*Recorded data:*
[Start of Attachment]

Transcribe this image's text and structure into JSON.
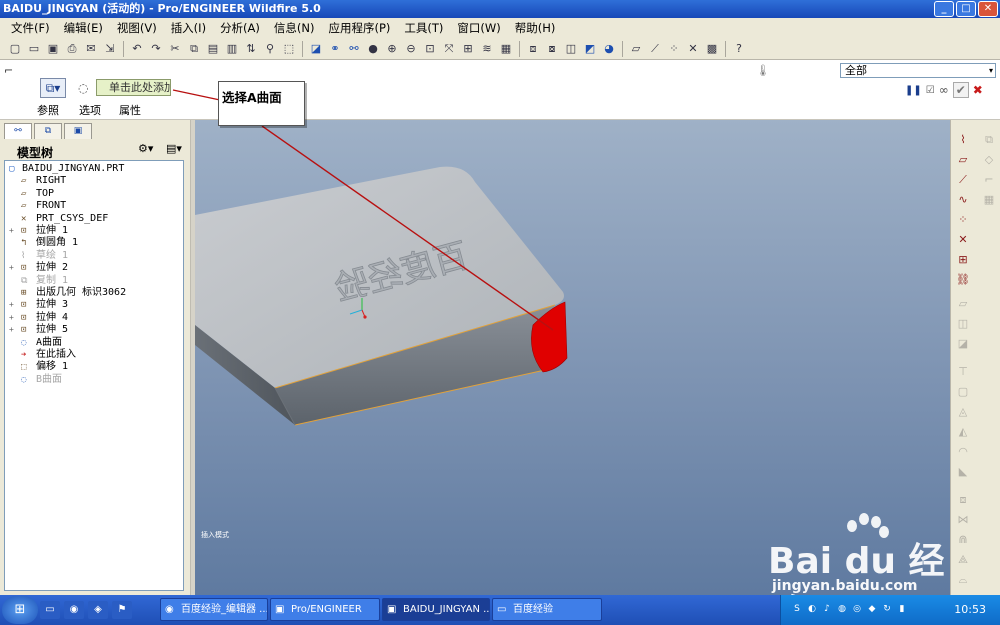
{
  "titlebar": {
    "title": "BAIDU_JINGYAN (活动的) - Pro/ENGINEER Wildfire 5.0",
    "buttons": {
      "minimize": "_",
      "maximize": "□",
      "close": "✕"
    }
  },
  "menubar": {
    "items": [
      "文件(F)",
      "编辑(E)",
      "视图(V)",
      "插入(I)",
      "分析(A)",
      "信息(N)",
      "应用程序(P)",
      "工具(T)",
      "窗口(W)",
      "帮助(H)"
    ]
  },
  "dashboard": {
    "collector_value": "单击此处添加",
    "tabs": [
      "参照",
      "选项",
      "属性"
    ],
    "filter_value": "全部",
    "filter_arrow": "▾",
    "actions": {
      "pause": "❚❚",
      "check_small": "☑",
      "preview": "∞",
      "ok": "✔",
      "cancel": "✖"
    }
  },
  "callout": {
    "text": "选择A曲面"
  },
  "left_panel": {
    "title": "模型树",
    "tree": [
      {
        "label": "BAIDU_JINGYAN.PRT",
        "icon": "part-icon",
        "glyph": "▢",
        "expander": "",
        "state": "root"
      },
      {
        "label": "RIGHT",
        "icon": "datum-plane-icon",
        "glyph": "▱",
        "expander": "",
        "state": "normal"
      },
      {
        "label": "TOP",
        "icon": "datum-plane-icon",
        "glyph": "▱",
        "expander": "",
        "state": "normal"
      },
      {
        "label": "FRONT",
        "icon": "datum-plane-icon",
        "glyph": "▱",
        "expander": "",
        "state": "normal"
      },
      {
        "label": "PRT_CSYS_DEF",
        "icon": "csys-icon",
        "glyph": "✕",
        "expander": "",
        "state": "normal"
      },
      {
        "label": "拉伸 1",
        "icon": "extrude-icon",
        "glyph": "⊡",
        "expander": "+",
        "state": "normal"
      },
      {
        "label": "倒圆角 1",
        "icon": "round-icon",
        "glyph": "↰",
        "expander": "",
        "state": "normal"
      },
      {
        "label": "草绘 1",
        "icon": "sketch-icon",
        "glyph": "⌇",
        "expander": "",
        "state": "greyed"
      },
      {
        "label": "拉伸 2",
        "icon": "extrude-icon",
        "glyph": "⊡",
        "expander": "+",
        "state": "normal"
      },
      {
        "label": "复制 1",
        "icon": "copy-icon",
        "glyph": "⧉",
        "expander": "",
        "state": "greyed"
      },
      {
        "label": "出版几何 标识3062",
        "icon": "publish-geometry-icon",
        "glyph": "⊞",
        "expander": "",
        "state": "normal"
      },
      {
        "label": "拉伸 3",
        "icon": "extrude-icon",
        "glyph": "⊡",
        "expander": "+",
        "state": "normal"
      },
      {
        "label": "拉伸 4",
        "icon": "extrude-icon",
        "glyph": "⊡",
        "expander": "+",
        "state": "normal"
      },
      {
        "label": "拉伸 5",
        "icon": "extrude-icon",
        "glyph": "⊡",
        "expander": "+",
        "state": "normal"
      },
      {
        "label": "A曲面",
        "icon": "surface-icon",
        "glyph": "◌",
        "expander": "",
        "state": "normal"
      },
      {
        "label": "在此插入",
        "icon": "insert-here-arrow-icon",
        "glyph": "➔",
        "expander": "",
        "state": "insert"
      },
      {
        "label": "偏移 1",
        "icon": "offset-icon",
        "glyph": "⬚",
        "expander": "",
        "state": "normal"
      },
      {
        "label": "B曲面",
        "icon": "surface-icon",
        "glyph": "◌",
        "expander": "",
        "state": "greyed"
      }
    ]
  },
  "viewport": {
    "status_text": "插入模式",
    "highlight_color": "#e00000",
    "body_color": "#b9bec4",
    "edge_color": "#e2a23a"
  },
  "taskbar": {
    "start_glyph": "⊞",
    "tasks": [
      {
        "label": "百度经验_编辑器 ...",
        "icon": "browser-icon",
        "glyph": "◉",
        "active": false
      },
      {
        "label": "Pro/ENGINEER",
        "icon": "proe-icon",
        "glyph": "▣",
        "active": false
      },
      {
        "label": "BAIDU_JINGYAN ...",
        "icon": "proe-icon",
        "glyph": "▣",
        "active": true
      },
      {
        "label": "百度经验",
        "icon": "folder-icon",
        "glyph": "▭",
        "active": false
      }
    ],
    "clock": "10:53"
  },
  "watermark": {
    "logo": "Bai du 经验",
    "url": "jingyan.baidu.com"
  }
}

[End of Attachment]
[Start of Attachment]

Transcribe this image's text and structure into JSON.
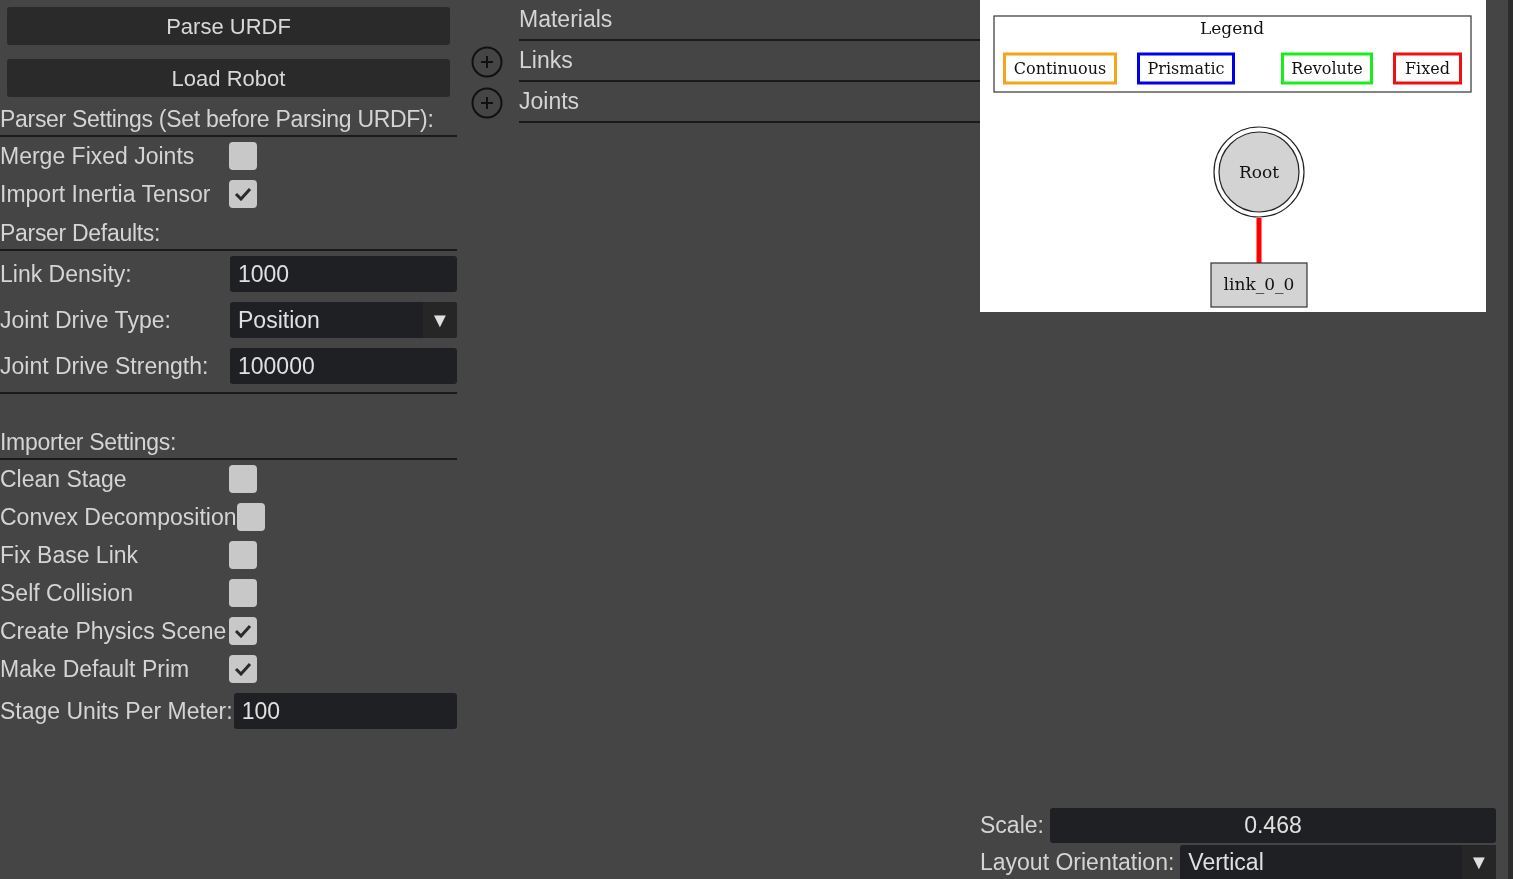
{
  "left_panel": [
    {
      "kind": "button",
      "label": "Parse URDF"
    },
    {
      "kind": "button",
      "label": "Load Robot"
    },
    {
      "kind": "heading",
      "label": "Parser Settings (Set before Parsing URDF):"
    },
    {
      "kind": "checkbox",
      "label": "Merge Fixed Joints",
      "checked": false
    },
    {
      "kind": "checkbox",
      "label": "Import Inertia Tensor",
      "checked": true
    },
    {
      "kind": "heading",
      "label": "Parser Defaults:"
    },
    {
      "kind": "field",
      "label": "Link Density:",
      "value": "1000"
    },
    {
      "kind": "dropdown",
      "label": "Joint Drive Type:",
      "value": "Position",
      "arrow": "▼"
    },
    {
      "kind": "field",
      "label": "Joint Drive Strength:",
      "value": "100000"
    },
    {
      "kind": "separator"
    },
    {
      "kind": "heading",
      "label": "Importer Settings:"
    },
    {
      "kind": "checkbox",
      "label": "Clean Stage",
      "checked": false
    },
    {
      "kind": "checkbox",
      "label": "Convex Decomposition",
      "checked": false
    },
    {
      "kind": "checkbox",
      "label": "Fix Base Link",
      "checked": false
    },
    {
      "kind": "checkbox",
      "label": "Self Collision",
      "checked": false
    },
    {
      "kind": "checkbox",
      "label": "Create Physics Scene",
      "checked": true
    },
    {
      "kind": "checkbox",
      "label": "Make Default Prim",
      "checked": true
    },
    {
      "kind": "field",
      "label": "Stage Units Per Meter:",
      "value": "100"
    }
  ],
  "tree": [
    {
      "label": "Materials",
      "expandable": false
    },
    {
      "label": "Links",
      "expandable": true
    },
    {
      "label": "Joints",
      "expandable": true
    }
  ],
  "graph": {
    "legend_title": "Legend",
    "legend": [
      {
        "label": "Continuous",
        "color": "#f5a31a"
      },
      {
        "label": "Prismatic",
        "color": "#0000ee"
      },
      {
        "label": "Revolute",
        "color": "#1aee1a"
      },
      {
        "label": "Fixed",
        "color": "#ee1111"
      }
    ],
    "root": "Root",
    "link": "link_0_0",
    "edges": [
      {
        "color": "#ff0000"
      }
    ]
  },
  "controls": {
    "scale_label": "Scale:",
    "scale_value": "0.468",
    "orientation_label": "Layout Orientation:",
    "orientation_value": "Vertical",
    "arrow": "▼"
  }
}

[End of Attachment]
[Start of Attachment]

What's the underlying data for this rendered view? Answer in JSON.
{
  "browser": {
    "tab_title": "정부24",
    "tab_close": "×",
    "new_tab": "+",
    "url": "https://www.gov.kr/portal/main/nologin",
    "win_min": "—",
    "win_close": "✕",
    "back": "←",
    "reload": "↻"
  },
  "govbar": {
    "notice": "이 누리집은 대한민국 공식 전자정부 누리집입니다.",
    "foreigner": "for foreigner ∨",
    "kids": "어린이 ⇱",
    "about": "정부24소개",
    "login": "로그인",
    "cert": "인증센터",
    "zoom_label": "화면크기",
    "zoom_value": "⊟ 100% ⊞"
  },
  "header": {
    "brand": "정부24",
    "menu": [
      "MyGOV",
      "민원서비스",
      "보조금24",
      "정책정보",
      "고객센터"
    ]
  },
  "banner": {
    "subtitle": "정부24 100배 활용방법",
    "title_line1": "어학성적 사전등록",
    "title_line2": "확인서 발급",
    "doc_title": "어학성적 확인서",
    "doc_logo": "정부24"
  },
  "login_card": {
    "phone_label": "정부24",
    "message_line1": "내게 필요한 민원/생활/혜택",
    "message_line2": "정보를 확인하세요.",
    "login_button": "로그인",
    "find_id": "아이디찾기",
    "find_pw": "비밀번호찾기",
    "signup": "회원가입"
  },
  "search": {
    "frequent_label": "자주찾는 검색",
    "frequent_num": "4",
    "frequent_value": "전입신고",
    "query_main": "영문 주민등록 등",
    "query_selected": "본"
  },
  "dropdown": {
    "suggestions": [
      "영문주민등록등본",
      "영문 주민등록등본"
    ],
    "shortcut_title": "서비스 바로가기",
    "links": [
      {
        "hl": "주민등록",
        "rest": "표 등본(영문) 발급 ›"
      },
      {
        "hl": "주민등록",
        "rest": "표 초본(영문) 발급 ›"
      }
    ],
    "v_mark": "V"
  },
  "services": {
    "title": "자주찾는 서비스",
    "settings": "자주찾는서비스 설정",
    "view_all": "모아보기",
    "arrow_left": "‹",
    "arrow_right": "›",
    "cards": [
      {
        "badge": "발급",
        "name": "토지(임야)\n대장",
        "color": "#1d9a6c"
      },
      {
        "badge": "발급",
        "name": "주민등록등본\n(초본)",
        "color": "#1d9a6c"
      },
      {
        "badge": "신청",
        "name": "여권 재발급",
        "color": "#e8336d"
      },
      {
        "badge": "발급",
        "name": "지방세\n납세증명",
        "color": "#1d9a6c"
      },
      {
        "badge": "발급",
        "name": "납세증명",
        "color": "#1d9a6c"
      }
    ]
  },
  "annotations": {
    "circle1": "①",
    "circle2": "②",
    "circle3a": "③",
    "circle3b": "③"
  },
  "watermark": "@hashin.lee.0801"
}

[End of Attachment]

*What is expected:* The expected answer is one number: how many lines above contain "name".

*Solution for this exercise:* 5